Leave it to two old hands to point – one directly, the other obliquely – to this problematic of modernisation today. In the middle of the Arsenale, Rem Koolhaas displays 38 documentary banners on the subject of the ‘Expansion of Art World’ and the role of celebrity architecture in it, collating research drawn from recent projects of his Office of Metropolitan Architecture, which is complicit with this cultural side of neo-liberalism: ‘Between 1995 and 2005,’ one banner reads, ‘we proposed 43 soccer fields of new museums,’ from Tate Modern to renovations at MoMA and the Hermitage. ‘Why modernise at all?’ Koolhaas asks. ‘At what cost modernisation?’ Can one abstain from it? Might the international expansion of art and architecture be a new form of cultural entropy? And, he persists (with the vast Hermitage in mind, rich in objects but poor in resources), might there be a virtue in neglect? Might neglect be used ‘to expose value’?
Then there is Ed Ruscha in the US pavilion, as ever understated except for his title: Course of Empire.

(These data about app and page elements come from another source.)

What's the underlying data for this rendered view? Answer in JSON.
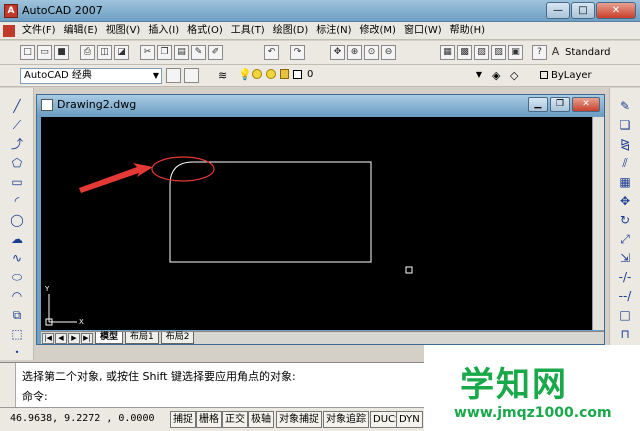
{
  "window": {
    "title": "AutoCAD 2007",
    "min": "—",
    "max": "□",
    "close": "✕"
  },
  "menus": [
    "文件(F)",
    "编辑(E)",
    "视图(V)",
    "插入(I)",
    "格式(O)",
    "工具(T)",
    "绘图(D)",
    "标注(N)",
    "修改(M)",
    "窗口(W)",
    "帮助(H)"
  ],
  "toolbar": {
    "text_style": "Standard"
  },
  "workspace": {
    "value": "AutoCAD 经典"
  },
  "layer": {
    "value": "0"
  },
  "color": {
    "value": "ByLayer"
  },
  "drawing": {
    "title": "Drawing2.dwg"
  },
  "tabs": [
    "模型",
    "布局1",
    "布局2"
  ],
  "ucs": {
    "x": "X",
    "y": "Y"
  },
  "command": {
    "prompt1": "选择第二个对象, 或按住 Shift 键选择要应用角点的对象:",
    "prompt2": "命令:"
  },
  "status": {
    "coords": "46.9638, 9.2272 , 0.0000",
    "buttons": [
      "捕捉",
      "栅格",
      "正交",
      "极轴",
      "对象捕捉",
      "对象追踪",
      "DUCS",
      "DYN"
    ]
  },
  "watermark": {
    "line1": "学知网",
    "line2": "www.jmqz1000.com"
  },
  "colors": {
    "canvas": "#000000",
    "annotation": "#e53935",
    "watermark": "#19a84a"
  }
}
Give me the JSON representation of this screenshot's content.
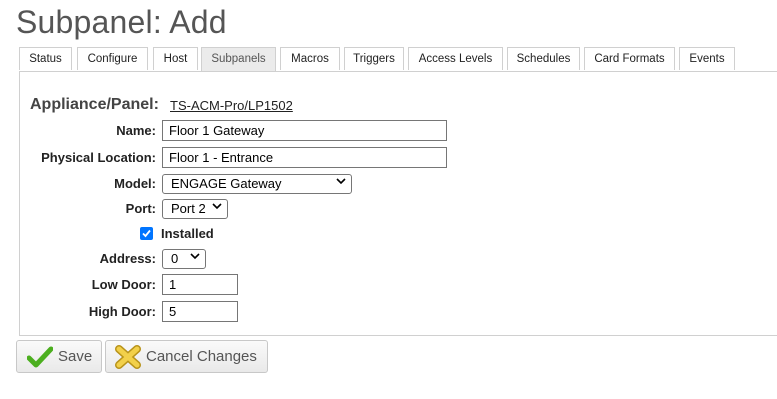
{
  "page": {
    "title": "Subpanel: Add"
  },
  "tabs": [
    {
      "label": "Status"
    },
    {
      "label": "Configure"
    },
    {
      "label": "Host"
    },
    {
      "label": "Subpanels",
      "active": true
    },
    {
      "label": "Macros"
    },
    {
      "label": "Triggers"
    },
    {
      "label": "Access Levels"
    },
    {
      "label": "Schedules"
    },
    {
      "label": "Card Formats"
    },
    {
      "label": "Events"
    }
  ],
  "form": {
    "appliance_label": "Appliance/Panel:",
    "appliance_link": "TS-ACM-Pro/LP1502",
    "name": {
      "label": "Name:",
      "value": "Floor 1 Gateway"
    },
    "physical_location": {
      "label": "Physical Location:",
      "value": "Floor 1 - Entrance"
    },
    "model": {
      "label": "Model:",
      "value": "ENGAGE Gateway"
    },
    "port": {
      "label": "Port:",
      "value": "Port 2"
    },
    "installed": {
      "label": "Installed",
      "checked": true
    },
    "address": {
      "label": "Address:",
      "value": "0"
    },
    "low_door": {
      "label": "Low Door:",
      "value": "1"
    },
    "high_door": {
      "label": "High Door:",
      "value": "5"
    }
  },
  "actions": {
    "save_label": "Save",
    "cancel_label": "Cancel Changes"
  },
  "colors": {
    "accent_check": "#0075ff",
    "save_icon": "#4caf1f",
    "cancel_icon": "#e8c23a"
  }
}
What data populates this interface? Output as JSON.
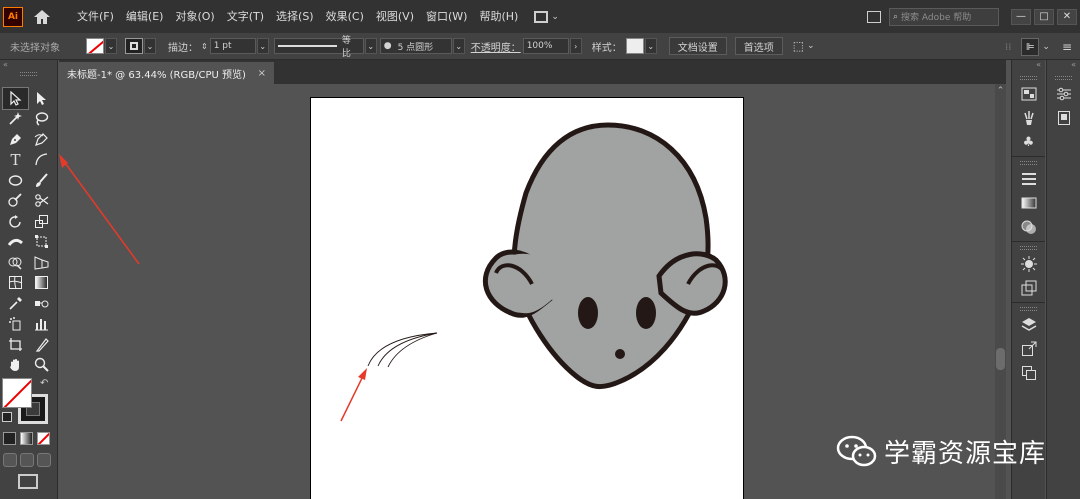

This is an allusion to a cycle of five paintings from 1836 by the British-born American artist Thomas Cole, which illustrates the life of empires from savage beginnings, through pastoral peace, (neo-)classical perfection, war and violence, and finally to a ruinous landscape in which nature has reclaimed everything. Ruscha has no such moralistic tale to tell. What he does, in the two symmetrical galleries of the neo-classical pavilion, is to hang ten paintings, five in black and white from 1992 in one room, mirrored by five in colour from 2002 in the other. Each early Blue Collar picture shows a working structure in or near Los Angeles represented in a simple, graphic manner, and is paired with a picture of the same structure painted ten years later. Some enterprises have done well: the Old Tires building has expanded. Some have changed hands: the signs on a warehouse are now in an Asiatic language. Others have fallen into disuse: one telephone booth is a relic from a pre-mobile time when shared amenities still existed. The US is an empire, but some forces course through it in ways that are not in its control.